27. All Glass
You thought a full glass wall was extreme? What if you want three? These daring bathroom window ideas are quite dramatic. The room has obtuse angles, creating a trapezoid structure. Two of the ‘window walls’ have glass mounted from floor to ceiling. The large vanity mirror makes the third wall seem like a window as well. This works best if you don’t have neighbors.
28. Minimal Magic
The last Spartan bathroom we reviewed was plain concrete. But you could also opt for a luxury version of sparse furnishing. This bathroom has white painted walls and hexagonal floor tile prints. A tub and a stool are the only items in the bathroom, and it has two munchin windows framed in black. They flow from floor to ceiling and are separated by blocks of white plaster.

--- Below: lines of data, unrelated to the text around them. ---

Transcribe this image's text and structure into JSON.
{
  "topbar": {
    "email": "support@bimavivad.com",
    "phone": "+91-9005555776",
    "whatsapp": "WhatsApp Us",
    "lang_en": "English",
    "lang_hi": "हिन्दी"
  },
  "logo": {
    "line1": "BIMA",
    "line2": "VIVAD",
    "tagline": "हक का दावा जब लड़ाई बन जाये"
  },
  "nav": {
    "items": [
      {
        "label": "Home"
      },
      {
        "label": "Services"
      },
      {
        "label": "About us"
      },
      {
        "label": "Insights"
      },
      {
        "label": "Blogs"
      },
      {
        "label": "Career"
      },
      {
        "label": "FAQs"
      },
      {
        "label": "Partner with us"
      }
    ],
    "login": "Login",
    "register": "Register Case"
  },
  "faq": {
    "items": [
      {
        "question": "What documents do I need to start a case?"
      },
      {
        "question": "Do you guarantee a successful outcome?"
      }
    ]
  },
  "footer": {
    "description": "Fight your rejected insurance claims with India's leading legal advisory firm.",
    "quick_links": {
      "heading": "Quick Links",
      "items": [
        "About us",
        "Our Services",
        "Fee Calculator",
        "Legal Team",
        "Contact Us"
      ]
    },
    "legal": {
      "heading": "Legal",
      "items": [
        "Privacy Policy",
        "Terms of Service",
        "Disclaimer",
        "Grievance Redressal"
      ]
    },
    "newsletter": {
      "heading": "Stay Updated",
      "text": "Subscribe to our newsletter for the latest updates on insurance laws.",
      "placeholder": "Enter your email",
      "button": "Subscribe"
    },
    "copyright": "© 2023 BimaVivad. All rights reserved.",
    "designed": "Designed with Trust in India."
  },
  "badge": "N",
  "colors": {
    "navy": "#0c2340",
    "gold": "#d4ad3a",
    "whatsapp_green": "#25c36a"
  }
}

29. Right Angled Glass
This bathroom feels a little off-kilter and it can be disorienting. It’ll take some getting used to. The floor and one wall are made of light-brown grained wood. The ceiling and the other walls are white, with perpendicular windows facing the bathtub. Overhead lights provide artificial light for night-time showers … but only if you don’t mind giving the neighbors a free show…
30. Sandy Stone
If the color scheme of the previous bathroom appeals to you, here’s a low-maintenance version. Instead of beige wood, this bathroom is finished in sandy-colored natural stone. To retain the woody feel, you can use minimalist open shelves and a framework wooden towel rack. The bathroom window is a ‘wall’ made of floor-to-ceiling glass. The window frame is brushed nickel.
31. Ceiling Showers
Instead of tucking a tiny shower into your attic, make it a luxurious bathroom. Install a skylight on the vaulted ceiling and position the bathtub directly below it. Use white tile for the walls and floors, making the space seem bigger and brighter. The skylight serves as your bathroom ‘window’ and as the light reflects off the mirror, your teeny bathroom looks twice its actual size.